My theory is that Microsoft had the good exclusives when it really mattered - at the beginning of the generation. In 2006, 2007, and 2008, when third parties hadn't fully mastered the systems, Microsoft had Gears of War, Mass Effect and Halo 3. Those are only three games, but those three games were better than anything Sony had at the time. In 2009 Sony came out in full force. It released Killzone 2, Infamous, and Uncharted 2. Those games were easily as good as Microsoft's best game that year - Forza Motorsport 3. But the question is, did it matter at that point? By 2009 third parties had picked up the slack. Microsoft backed down. It had exclusives when it mattered most - at the beginning.
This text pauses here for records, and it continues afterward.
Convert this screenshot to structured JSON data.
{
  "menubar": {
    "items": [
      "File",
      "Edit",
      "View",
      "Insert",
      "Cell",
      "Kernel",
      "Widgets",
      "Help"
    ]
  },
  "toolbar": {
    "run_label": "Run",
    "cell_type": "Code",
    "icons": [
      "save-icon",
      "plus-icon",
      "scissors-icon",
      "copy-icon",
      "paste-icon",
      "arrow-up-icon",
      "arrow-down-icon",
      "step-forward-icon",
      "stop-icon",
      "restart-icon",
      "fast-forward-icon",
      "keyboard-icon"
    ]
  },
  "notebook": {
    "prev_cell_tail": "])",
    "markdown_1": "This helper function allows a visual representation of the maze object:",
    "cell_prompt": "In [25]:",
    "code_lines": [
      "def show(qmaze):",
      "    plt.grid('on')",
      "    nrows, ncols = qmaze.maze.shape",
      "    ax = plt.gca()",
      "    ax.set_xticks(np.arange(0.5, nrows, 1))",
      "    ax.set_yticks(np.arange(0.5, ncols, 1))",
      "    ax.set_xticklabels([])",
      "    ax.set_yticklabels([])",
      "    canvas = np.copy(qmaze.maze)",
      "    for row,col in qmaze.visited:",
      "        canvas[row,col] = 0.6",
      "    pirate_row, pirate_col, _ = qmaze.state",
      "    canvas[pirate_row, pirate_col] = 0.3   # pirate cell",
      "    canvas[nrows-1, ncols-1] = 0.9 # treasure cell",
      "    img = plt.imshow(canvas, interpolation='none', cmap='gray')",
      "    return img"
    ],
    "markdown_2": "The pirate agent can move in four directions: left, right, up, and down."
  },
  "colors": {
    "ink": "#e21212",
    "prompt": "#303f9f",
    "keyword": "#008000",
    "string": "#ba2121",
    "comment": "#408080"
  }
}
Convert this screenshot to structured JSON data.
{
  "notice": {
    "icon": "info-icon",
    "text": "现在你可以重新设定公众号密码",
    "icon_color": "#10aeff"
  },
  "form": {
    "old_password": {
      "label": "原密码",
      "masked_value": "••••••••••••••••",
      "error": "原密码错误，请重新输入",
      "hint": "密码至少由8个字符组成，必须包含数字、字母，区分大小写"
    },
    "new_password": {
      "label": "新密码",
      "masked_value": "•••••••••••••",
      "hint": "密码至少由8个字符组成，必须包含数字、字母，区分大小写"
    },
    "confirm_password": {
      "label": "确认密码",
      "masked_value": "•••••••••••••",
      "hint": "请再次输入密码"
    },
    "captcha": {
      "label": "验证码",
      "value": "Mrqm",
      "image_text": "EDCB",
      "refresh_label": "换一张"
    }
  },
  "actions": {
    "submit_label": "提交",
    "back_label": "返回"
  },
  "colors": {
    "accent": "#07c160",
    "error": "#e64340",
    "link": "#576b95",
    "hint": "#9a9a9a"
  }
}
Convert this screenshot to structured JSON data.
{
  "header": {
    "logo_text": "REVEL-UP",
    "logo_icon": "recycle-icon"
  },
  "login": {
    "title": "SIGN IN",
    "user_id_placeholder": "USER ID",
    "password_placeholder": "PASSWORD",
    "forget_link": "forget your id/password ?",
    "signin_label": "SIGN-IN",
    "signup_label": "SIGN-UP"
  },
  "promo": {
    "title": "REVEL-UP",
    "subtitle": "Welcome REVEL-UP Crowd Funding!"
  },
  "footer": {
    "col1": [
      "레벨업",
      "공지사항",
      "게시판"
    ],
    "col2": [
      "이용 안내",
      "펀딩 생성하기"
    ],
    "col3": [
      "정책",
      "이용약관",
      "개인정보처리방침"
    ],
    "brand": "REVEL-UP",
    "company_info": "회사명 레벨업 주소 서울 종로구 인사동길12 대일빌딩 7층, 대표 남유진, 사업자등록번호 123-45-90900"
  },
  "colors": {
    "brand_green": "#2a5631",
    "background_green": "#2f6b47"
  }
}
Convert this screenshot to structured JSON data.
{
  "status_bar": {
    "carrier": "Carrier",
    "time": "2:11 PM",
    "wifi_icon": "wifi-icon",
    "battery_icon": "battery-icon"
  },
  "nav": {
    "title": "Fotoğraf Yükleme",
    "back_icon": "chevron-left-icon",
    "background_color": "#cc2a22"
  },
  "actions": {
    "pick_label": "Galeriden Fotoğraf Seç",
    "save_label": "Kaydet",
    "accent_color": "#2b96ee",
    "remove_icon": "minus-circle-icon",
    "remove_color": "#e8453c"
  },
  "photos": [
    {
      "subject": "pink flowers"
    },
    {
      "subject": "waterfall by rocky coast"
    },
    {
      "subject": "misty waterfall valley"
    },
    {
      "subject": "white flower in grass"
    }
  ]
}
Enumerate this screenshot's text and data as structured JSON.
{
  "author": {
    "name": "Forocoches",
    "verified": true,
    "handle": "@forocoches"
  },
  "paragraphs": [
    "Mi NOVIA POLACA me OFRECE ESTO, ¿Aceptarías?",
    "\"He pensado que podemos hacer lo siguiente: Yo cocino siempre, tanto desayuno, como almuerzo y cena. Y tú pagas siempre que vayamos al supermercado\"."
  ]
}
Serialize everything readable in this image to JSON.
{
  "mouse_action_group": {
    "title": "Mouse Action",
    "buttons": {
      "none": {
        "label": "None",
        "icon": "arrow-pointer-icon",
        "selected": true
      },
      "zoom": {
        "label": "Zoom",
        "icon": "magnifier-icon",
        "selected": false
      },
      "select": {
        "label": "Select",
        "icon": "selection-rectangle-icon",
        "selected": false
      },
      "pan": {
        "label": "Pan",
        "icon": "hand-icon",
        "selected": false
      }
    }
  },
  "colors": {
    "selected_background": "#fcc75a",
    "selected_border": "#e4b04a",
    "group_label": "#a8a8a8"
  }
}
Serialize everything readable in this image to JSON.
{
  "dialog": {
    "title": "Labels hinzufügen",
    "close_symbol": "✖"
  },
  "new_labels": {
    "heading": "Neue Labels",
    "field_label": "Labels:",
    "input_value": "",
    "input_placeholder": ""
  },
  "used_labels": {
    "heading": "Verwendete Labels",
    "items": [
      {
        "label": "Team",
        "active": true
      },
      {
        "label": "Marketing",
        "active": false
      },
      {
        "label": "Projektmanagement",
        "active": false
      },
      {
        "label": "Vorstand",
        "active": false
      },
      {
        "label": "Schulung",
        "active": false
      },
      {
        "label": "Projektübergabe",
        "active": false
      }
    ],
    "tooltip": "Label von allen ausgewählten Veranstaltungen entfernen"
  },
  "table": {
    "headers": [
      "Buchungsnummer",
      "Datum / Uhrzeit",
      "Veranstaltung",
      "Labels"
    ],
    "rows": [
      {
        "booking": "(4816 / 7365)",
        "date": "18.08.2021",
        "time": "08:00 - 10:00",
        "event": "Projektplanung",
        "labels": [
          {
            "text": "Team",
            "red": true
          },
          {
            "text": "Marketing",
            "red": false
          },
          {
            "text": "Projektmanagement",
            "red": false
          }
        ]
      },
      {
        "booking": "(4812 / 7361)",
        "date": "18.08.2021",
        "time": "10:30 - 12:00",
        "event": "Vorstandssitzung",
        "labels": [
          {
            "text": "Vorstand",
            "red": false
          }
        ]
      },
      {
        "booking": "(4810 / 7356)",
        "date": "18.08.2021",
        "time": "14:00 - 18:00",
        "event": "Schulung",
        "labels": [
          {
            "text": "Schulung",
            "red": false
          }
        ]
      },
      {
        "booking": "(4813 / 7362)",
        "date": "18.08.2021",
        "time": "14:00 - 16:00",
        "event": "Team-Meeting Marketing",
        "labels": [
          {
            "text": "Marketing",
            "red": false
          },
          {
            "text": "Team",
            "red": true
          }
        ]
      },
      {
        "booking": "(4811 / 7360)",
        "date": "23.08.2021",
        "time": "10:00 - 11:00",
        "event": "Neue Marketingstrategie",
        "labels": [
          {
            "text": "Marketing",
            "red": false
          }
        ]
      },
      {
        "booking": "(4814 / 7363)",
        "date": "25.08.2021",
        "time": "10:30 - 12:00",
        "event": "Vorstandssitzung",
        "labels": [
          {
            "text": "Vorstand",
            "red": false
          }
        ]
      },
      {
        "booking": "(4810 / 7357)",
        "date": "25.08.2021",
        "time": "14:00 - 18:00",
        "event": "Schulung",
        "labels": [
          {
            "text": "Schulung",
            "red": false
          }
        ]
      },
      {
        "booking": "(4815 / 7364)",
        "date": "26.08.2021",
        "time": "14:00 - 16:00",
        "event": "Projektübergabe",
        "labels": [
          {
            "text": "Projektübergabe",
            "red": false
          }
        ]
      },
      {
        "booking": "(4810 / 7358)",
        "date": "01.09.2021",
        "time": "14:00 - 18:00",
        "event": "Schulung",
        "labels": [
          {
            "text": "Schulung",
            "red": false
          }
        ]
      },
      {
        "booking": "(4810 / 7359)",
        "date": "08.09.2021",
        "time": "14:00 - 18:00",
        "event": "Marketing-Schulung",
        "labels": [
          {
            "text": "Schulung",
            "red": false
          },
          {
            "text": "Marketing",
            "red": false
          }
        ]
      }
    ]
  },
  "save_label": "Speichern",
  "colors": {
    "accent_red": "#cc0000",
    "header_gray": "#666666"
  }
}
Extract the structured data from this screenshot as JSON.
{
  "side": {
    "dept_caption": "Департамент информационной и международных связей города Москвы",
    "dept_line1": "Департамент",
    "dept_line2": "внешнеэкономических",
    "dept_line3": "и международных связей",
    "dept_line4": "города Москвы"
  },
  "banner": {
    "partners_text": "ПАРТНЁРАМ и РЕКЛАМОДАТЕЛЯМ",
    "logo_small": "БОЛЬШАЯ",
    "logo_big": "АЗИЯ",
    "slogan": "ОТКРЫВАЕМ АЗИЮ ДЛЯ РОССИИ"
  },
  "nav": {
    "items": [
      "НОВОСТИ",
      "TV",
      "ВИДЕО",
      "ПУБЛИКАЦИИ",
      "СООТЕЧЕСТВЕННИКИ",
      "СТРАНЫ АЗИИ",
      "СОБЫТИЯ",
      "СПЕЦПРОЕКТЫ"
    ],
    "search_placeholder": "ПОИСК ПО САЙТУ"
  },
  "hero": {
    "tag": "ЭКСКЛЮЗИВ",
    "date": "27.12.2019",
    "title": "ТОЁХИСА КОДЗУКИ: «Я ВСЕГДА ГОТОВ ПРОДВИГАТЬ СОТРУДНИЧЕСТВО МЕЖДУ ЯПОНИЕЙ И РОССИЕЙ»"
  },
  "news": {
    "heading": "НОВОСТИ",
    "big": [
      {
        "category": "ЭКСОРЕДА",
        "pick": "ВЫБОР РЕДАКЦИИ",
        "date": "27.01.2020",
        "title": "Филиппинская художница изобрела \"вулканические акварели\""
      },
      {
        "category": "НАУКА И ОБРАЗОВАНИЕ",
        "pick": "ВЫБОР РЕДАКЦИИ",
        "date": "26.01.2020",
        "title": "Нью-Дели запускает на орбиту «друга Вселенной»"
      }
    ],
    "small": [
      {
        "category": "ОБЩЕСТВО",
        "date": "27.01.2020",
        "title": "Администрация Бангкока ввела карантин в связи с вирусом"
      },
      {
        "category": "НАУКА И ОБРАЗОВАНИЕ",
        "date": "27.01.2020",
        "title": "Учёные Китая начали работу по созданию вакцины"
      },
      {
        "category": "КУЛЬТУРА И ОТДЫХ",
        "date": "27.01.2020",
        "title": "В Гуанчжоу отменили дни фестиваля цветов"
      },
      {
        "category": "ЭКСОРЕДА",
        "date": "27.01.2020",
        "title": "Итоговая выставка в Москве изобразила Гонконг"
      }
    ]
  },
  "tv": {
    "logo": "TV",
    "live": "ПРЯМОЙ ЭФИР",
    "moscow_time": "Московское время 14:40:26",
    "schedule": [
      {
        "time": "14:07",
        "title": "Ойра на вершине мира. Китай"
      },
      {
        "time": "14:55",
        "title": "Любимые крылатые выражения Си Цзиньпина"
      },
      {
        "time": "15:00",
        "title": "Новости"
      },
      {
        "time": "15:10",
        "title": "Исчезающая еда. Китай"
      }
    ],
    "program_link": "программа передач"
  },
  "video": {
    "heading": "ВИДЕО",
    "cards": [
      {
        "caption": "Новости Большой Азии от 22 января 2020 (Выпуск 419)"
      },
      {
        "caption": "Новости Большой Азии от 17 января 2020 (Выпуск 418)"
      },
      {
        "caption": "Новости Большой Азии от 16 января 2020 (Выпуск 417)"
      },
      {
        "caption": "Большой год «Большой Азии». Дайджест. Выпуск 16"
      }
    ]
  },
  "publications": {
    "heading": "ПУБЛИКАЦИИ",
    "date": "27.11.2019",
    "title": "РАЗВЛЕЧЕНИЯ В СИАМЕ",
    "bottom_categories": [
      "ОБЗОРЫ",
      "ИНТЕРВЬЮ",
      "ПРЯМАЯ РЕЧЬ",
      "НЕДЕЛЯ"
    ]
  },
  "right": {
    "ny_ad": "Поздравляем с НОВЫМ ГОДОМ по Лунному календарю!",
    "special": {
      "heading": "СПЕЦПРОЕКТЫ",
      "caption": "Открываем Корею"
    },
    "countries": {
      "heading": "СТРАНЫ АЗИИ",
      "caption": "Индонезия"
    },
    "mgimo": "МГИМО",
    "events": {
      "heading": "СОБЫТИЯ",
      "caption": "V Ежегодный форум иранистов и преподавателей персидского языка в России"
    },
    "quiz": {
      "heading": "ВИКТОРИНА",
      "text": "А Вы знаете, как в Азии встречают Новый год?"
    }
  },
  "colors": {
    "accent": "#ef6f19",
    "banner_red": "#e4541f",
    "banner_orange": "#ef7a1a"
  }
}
Last year Microsoft only released two original non-Kinect games, Gears of War 3 and Forza Motorsport 4. Sony released ten non-Move games, including Infamous 2, Killzone 3, LittleBigPlanet 2, Resistance 3, Motorstorm: Apocolypse, and Uncharted 3. With a lineup like that you'd think Sony would be crushing Microsoft, but that was not the case. The 360 was the best selling console every month last year. You can partially blame Kinect, but maybe you can also say that by this point hardcore gamers have made their choice. They either have a 360 or PS3 or both and they aren't really in the market for a change. This year Sony has already released Twisted Metal and Starhawk, with The Last of Us, LittleBigPlanet Karting, Sly Cooper 4, Sorcery, and Playstation All Stars still to come. Microsoft has released Star Wars Kinect and has Halo 4 and Forza Horizon as its only upcoming non-Kinect games. But the question is, is Halo 4 enough? Or maybe even more so, is Halo 4 alone better than a half dozen lesser games? That's really an interesting question and it is one that I think has already been answered. Microsoft knows it can succeed as long as it puts out one good hardcore game a year. Sony throws a ton of brilliant games out there, but none are really as successful as Gears or Halo. And I think the reason is that Halo and Gears were good at the start of the generation, while Sony didn't have any great games until 2009. I think in the end, the best thing Sony could do would be to beat Microsoft to the punch next generation and come out swinging with at least one or two absolutely fantastic games. Sony has a chance to capitalize on its vast internal resources, with over a dozen first and second party studios, while Microsoft has to get by with only four or five internal studios, none of which have made a successful new IP in years. Sony has the chance to beat Microsoft next generation as long as it can get those exclusives out the door at the start and not three years into the cycle. For the PS3, it is simply too late. It's time to throw in the towel and admit defeat. Sony needs to move on and focus on what it can do better next generation if it wants to succeed going forward.
A final note of sorts. I didn't really talk about XBLA and PSN games as I don't feel like those games sell systems, but on that front Microsoft has been slaughtering Sony all generation long and I don't doubt that the lack of quality PSN games was at least a small part of why Sony didn't succeed as well as they could have.